Lab Test: Eli Lilly, Regeneron Antibody Therapies Lose Out Against Omicron

Frankfurt (Reuters) -
A vial of monoclonal antibodies to treat coronavirus Covid-19.

German researchers have found that COVID-19 therapies developed by Eli Lilly and Regeneron lose most of their effectiveness when exposed in laboratory tests to the Omicron variant of coronavirus.

The group of Cologne and Berlin-based scientists found that protection from GlaxoSmithKline and Vir’s antibody cocktail Xevudy held up when exposed to Omicron in a lab experiment but that this was not the case for Lilly’s antibodies bamlanivimab and etesevimab and the antibodies in Regeneron’s Ronapreve drug.

“The neutralizing activity of several monoclonal antibodies is strongly affected against the Omicron variant and will limit treatment options for Omicron-induced COVID-19,” the study authors said in the paper that was posted online on Tuesday.

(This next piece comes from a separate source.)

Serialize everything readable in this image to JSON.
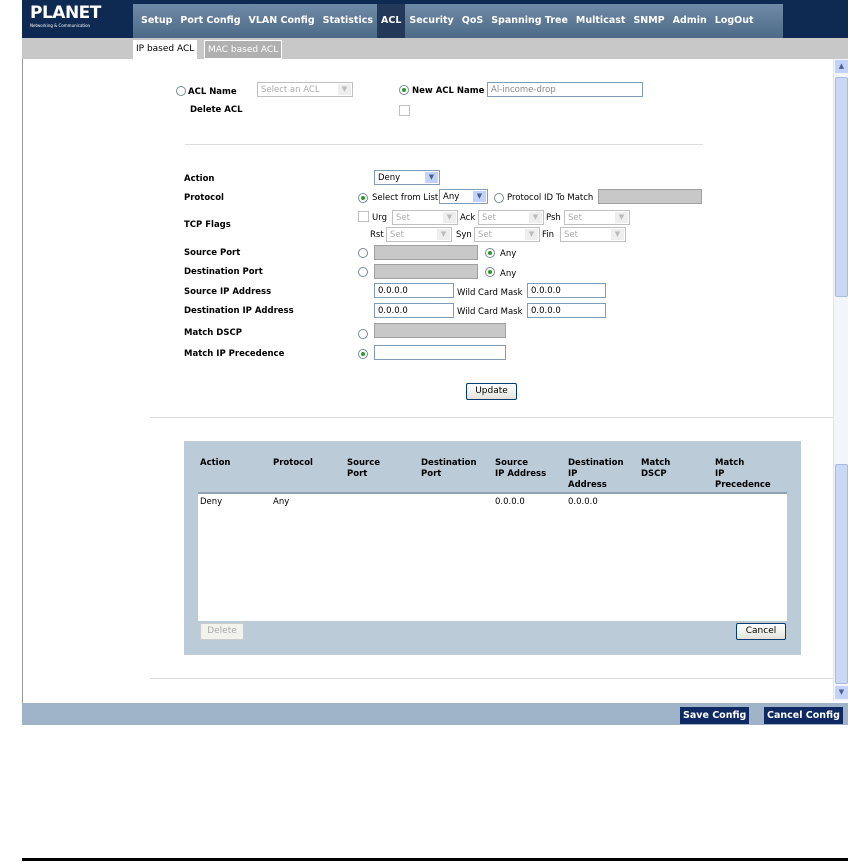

The findings have not yet been peer-reviewed for publication in a medical journal.

Asked about the findings, Ely Lilly said it expected the efficacy of its antibody combination to be lower.

“Due to the substitutions contained within the spike protein of the Omicron variant of concern, it appears that bamlanivimab with etesevimab is likely to experience reduced neutralization activity,” said a spokesperson.

The company was conducting its own Omicron tests, also including its experimental antibody bebtelovimab, and would report the initial findings as soon as possible.

There was no immediate comment from Regeneron.